| Task statement |
Lines that contain "сайта" are to be copied from the material, every one of them.

| Study material |

========================================

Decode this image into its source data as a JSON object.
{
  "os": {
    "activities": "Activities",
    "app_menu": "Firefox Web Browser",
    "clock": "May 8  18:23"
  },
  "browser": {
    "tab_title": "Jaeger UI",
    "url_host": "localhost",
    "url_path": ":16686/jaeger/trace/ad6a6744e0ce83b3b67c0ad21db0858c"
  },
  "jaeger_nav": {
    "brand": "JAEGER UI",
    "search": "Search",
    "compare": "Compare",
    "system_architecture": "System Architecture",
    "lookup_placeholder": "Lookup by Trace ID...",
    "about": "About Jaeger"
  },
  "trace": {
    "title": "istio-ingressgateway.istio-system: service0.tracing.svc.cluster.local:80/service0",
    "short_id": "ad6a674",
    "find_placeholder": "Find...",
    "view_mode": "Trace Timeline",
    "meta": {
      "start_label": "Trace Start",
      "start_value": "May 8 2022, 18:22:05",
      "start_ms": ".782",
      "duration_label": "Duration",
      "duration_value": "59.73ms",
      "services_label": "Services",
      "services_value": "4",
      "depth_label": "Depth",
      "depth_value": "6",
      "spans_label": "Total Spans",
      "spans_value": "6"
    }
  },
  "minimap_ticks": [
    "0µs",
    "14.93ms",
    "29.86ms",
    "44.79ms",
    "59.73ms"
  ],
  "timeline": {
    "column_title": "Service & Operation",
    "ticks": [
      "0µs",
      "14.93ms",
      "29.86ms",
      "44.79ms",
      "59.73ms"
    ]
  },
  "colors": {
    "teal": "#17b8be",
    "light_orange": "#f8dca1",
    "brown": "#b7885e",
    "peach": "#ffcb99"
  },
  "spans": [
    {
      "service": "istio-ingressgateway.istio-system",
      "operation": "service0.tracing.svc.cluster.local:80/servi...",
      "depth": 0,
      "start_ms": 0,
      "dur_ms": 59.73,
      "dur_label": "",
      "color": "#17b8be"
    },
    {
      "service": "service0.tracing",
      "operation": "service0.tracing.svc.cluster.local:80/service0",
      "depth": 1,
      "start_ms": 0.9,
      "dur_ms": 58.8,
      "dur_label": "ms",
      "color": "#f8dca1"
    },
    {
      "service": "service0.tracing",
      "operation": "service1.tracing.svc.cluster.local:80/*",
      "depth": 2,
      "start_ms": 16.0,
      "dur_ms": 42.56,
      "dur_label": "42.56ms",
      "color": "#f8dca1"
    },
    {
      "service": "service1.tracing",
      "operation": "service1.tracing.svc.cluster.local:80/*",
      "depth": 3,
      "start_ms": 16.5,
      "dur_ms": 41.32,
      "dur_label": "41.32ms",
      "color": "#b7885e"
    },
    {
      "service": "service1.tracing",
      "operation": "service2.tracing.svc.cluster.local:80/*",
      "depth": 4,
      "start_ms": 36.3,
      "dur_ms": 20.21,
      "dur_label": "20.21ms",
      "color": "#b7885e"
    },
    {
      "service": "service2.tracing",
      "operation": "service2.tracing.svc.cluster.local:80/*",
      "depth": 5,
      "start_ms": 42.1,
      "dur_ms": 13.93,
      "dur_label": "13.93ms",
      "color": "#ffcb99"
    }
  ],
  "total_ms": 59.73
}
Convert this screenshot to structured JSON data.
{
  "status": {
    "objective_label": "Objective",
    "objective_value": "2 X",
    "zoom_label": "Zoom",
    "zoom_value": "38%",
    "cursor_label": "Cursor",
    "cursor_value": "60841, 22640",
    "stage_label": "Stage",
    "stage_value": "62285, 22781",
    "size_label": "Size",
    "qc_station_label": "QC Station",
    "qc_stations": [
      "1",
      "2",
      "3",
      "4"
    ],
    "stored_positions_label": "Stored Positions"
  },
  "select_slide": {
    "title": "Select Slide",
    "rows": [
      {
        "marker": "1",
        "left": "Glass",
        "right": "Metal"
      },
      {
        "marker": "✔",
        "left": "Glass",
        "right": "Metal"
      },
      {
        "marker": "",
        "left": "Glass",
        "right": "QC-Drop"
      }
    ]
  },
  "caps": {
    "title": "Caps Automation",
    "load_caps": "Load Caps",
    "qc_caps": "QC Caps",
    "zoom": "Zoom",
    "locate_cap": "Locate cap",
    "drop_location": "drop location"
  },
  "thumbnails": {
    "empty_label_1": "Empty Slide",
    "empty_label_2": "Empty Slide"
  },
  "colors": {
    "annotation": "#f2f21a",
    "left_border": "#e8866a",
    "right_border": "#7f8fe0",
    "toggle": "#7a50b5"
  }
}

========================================

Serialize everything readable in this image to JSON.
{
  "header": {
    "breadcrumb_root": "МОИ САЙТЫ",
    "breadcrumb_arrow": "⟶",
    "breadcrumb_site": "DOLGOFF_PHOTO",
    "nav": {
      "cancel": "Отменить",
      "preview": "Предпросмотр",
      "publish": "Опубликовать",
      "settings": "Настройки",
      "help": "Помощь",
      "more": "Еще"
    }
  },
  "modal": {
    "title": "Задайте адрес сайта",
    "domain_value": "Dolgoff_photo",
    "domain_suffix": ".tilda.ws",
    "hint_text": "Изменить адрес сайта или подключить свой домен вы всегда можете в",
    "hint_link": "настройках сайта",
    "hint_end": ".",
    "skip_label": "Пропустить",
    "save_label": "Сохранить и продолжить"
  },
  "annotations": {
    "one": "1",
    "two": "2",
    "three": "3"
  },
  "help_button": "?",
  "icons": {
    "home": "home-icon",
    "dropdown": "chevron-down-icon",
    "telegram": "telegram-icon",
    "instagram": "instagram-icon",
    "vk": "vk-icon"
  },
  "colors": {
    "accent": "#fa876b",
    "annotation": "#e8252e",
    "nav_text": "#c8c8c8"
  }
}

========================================

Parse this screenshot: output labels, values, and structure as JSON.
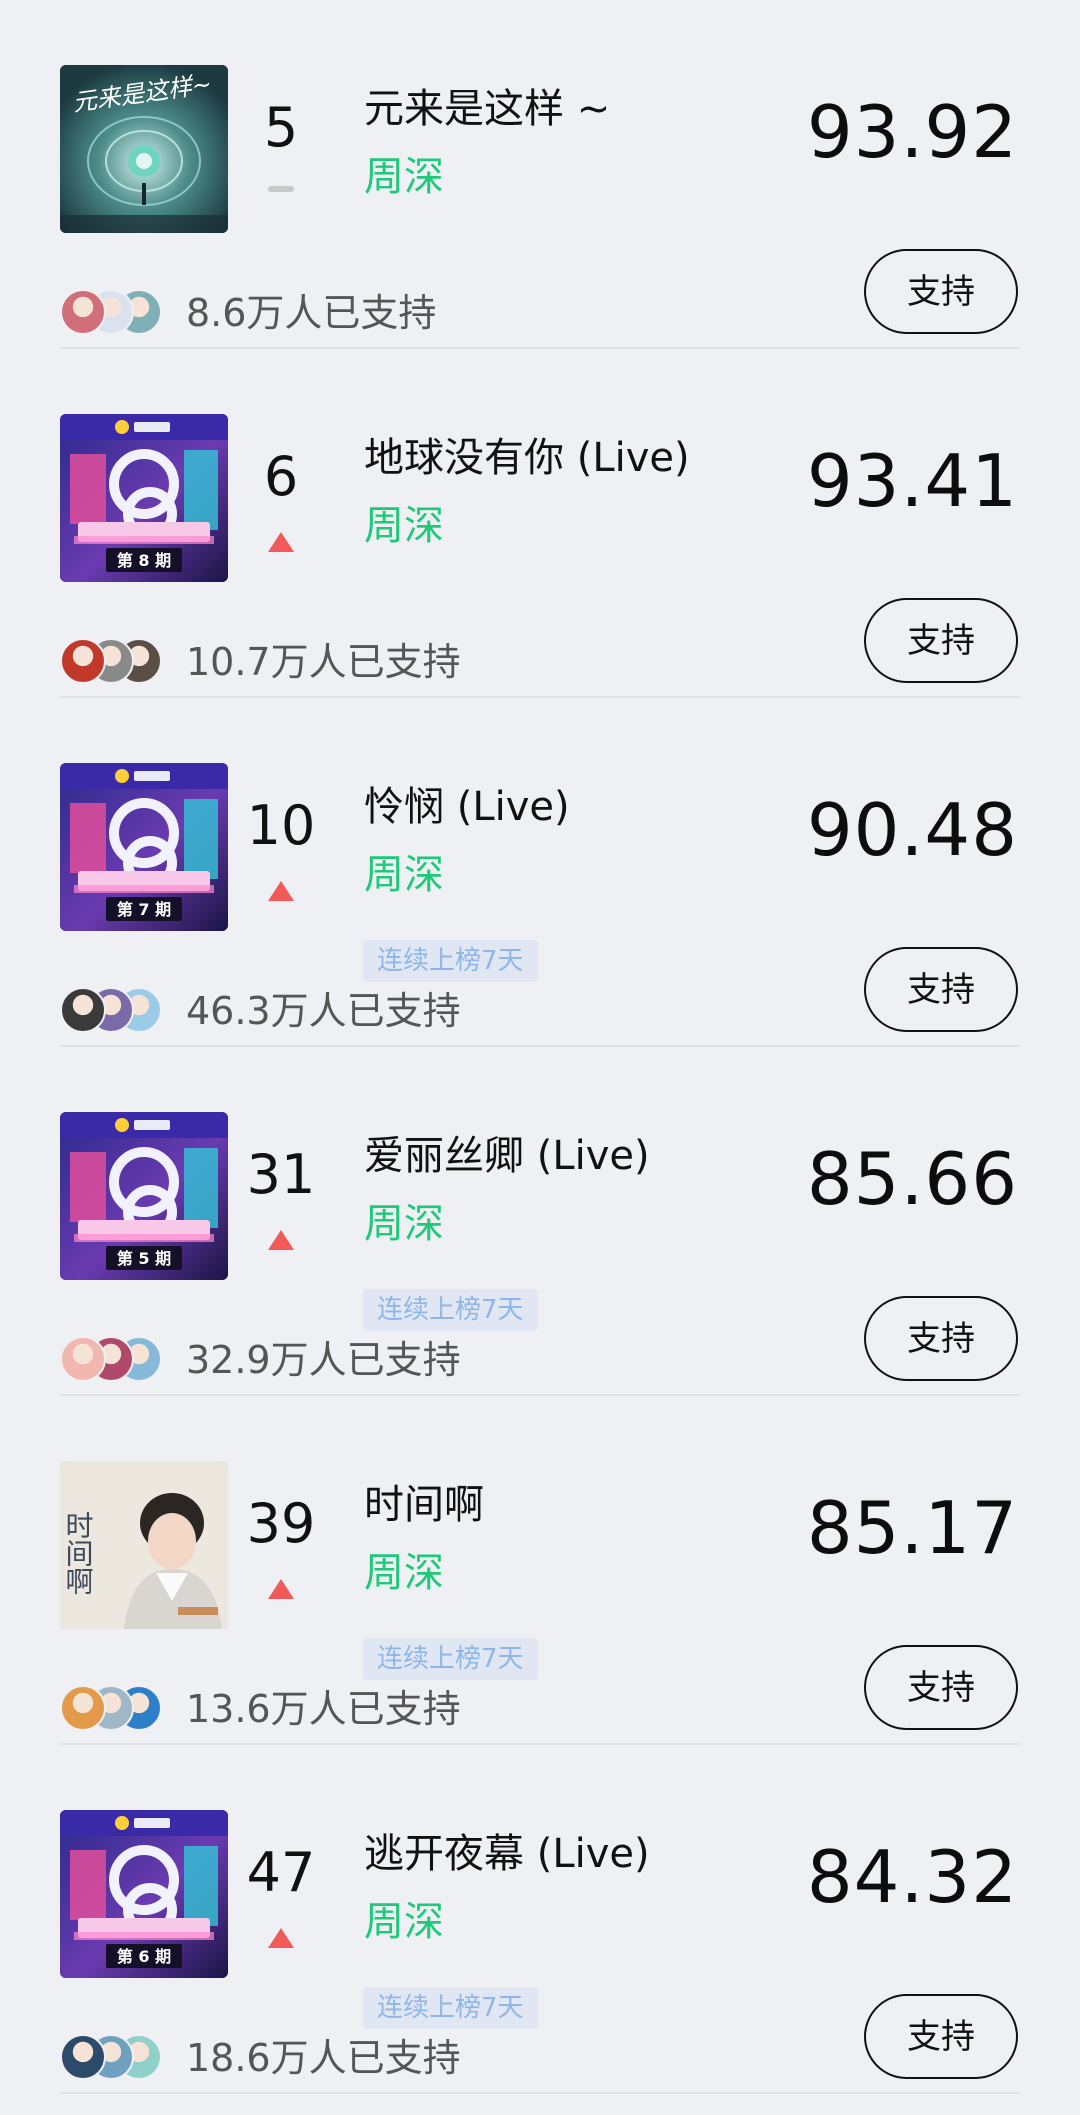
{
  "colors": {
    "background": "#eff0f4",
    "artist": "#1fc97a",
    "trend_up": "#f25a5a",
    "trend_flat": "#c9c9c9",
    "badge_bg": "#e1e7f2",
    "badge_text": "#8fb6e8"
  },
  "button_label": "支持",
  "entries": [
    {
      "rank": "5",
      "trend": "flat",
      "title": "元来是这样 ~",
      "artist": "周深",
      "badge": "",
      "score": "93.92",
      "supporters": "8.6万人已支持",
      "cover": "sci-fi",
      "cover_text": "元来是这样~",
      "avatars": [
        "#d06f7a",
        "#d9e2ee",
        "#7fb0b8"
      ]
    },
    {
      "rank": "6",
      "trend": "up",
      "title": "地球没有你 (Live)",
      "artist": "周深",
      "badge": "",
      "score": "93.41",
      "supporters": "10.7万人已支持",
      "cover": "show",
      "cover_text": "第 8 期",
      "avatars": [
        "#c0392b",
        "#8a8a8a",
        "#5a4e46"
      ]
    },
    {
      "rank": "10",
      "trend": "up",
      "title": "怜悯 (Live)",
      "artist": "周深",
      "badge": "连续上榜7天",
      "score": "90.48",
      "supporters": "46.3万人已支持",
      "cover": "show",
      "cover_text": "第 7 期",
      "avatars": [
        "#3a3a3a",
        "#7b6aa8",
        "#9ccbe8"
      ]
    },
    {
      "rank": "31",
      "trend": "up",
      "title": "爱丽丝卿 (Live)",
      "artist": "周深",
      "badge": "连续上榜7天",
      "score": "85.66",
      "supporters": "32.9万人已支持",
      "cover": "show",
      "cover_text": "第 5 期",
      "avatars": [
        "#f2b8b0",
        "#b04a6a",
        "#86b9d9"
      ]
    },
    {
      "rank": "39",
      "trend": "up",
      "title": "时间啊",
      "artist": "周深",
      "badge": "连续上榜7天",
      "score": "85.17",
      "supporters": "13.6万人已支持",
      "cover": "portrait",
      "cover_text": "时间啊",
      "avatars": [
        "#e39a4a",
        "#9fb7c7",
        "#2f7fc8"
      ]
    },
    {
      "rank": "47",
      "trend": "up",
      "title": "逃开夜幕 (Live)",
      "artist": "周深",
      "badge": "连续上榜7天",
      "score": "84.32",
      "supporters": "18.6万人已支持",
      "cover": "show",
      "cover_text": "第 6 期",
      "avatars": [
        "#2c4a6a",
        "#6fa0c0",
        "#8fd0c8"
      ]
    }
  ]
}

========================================

| Completed task |
    "title": "Задайте адрес сайта",
    "hint_text": "Изменить адрес сайта или подключить свой домен вы всегда можете в",
    "hint_link": "настройках сайта",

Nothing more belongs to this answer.